Records shown ▸
■ ■ ■ ■
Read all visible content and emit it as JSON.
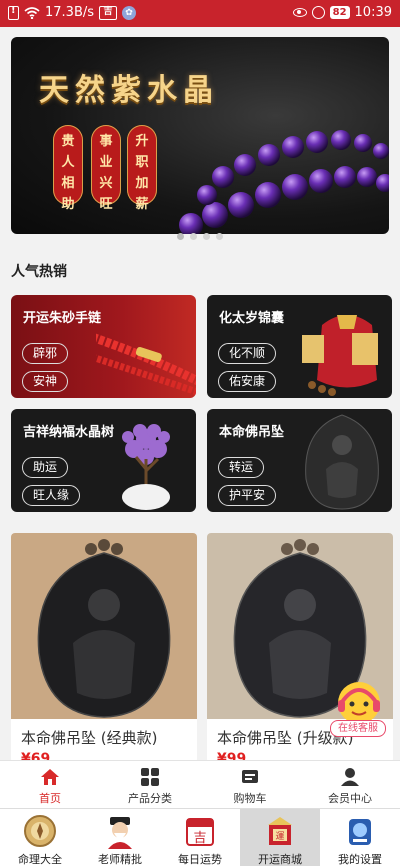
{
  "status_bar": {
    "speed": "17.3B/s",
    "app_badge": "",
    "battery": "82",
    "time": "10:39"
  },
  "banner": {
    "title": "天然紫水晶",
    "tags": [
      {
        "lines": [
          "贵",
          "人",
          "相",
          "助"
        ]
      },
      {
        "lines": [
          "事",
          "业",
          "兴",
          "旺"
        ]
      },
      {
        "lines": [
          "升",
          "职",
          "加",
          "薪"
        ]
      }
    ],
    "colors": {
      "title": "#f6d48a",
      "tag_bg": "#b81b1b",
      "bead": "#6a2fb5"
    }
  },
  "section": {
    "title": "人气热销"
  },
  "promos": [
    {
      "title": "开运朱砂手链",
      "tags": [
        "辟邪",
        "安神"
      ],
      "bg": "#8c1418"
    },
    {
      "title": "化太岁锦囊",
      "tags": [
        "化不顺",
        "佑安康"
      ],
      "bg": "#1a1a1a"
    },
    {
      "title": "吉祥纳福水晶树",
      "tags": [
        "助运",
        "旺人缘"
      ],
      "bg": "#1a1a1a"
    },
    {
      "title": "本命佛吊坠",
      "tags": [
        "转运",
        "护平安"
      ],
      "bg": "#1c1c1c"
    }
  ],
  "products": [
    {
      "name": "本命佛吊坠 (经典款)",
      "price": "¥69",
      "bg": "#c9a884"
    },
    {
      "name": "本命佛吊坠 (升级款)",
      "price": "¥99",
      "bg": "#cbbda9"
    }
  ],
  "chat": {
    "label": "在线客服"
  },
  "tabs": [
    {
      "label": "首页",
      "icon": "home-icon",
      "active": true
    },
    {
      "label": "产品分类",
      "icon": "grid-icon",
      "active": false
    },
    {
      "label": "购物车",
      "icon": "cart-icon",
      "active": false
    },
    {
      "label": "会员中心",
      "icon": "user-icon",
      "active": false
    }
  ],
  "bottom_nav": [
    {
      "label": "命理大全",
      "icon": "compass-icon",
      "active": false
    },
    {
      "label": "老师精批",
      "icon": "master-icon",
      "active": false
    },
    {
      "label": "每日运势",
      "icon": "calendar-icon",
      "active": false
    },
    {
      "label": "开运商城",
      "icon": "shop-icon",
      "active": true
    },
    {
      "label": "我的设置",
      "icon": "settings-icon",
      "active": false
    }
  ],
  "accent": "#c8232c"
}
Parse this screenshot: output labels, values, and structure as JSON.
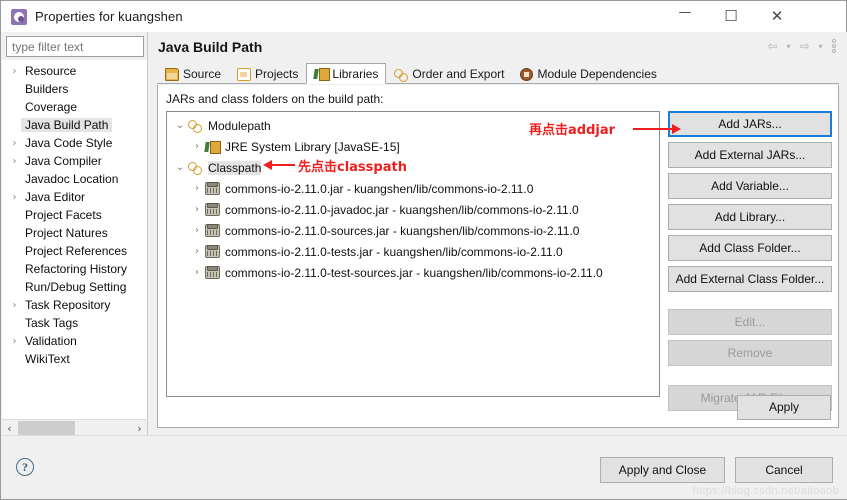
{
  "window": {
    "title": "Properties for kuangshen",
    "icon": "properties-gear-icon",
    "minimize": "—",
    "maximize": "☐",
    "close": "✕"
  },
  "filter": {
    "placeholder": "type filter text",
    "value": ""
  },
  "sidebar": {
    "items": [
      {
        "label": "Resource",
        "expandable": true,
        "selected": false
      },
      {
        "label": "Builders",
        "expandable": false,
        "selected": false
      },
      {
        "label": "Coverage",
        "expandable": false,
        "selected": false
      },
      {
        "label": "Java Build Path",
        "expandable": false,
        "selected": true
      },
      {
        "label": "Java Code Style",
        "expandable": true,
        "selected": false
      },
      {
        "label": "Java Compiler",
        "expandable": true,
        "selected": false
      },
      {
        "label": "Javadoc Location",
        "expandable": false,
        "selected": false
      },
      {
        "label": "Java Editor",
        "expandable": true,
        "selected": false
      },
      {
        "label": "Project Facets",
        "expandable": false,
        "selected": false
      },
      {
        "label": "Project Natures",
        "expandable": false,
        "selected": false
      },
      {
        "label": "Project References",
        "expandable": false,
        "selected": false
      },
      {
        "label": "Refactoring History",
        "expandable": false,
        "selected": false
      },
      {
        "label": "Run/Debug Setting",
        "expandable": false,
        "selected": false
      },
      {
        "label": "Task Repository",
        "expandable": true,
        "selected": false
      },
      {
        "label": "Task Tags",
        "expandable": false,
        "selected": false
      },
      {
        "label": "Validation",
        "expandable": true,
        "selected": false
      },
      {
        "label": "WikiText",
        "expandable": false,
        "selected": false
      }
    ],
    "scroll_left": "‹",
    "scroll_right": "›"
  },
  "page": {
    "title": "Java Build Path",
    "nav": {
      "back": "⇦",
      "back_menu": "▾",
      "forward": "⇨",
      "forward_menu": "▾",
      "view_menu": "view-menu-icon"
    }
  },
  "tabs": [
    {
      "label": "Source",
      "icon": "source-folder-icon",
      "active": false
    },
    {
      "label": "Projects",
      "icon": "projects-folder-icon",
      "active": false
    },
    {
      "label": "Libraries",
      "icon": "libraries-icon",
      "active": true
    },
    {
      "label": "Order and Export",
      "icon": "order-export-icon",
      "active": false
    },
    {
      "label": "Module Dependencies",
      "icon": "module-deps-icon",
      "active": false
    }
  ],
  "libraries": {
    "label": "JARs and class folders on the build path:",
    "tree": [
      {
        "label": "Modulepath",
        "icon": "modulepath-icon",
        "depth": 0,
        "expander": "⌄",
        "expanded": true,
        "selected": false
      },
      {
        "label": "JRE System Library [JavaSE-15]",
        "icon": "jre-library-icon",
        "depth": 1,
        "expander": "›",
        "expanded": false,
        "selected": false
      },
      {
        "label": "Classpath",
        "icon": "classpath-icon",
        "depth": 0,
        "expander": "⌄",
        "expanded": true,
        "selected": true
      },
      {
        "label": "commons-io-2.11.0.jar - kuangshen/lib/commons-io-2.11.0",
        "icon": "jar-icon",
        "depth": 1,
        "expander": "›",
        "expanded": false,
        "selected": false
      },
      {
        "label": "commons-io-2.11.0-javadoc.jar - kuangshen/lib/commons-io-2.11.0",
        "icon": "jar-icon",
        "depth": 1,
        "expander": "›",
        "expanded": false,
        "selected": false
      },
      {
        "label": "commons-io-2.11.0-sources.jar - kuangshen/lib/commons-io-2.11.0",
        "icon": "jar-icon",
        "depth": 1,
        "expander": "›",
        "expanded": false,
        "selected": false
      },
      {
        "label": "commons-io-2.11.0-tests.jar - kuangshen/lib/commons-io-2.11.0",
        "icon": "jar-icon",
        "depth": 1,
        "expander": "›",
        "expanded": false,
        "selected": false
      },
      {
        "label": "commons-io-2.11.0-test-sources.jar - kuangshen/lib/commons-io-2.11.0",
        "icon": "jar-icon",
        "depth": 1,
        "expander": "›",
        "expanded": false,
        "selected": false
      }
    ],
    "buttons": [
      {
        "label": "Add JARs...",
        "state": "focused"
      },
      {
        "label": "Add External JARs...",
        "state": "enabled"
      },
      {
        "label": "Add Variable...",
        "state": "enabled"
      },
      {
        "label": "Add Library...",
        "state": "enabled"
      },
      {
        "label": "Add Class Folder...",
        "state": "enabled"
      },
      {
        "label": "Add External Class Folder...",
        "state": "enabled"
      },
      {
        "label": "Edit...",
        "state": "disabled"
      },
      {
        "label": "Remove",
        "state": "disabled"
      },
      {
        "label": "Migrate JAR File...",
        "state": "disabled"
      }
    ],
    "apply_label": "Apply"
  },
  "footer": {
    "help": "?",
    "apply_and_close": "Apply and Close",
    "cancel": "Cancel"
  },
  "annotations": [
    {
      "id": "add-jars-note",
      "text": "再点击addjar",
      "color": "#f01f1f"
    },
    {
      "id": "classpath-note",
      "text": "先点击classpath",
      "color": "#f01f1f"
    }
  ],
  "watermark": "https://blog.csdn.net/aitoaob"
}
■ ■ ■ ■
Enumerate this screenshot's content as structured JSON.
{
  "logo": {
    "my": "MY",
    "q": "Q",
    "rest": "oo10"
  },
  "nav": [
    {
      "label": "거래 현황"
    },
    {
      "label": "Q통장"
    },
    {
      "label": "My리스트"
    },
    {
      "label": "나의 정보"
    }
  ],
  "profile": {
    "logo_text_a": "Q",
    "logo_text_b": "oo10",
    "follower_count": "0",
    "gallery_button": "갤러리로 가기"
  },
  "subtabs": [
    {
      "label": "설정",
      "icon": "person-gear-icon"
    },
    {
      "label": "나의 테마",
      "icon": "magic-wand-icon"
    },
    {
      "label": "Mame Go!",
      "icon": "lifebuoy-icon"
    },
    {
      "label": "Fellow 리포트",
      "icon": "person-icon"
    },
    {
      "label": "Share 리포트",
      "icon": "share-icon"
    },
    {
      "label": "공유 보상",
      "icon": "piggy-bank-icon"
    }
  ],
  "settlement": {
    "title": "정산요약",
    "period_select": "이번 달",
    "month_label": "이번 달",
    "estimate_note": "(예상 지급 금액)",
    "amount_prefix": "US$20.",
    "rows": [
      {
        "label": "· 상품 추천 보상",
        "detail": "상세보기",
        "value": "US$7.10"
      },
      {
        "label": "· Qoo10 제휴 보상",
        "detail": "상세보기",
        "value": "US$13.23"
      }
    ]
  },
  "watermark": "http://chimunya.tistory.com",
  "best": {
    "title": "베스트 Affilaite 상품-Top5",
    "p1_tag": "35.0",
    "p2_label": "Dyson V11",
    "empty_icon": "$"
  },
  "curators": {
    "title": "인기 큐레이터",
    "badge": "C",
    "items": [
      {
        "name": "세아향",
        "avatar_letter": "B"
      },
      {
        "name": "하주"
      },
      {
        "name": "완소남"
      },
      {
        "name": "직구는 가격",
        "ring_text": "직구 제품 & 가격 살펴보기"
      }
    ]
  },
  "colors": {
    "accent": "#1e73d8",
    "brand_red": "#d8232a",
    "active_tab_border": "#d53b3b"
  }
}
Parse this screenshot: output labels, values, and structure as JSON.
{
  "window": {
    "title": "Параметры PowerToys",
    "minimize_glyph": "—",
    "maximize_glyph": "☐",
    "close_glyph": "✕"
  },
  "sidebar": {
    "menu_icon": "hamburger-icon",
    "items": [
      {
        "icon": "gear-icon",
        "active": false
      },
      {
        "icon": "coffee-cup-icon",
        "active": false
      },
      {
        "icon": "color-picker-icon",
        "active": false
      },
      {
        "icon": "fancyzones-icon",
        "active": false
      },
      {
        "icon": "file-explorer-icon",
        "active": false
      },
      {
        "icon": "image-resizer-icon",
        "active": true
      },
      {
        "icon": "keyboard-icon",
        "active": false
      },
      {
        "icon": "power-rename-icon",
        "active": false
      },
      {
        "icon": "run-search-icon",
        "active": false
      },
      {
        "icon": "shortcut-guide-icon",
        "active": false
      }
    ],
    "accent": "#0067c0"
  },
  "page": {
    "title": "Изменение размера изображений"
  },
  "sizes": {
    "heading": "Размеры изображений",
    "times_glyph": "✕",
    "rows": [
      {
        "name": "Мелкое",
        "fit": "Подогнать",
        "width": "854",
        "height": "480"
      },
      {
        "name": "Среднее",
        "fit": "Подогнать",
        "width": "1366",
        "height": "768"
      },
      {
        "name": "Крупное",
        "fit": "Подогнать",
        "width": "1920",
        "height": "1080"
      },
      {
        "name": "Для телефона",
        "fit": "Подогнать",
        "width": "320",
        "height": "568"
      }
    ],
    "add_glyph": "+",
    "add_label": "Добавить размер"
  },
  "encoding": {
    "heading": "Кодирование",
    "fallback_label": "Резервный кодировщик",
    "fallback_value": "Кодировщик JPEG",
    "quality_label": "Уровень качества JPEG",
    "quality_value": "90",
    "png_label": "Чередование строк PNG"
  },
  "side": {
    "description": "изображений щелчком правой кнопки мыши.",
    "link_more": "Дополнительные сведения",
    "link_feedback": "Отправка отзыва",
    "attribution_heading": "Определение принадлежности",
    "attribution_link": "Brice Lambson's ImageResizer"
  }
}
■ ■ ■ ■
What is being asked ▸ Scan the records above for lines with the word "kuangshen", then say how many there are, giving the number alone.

Answer to the exercise ▸ 6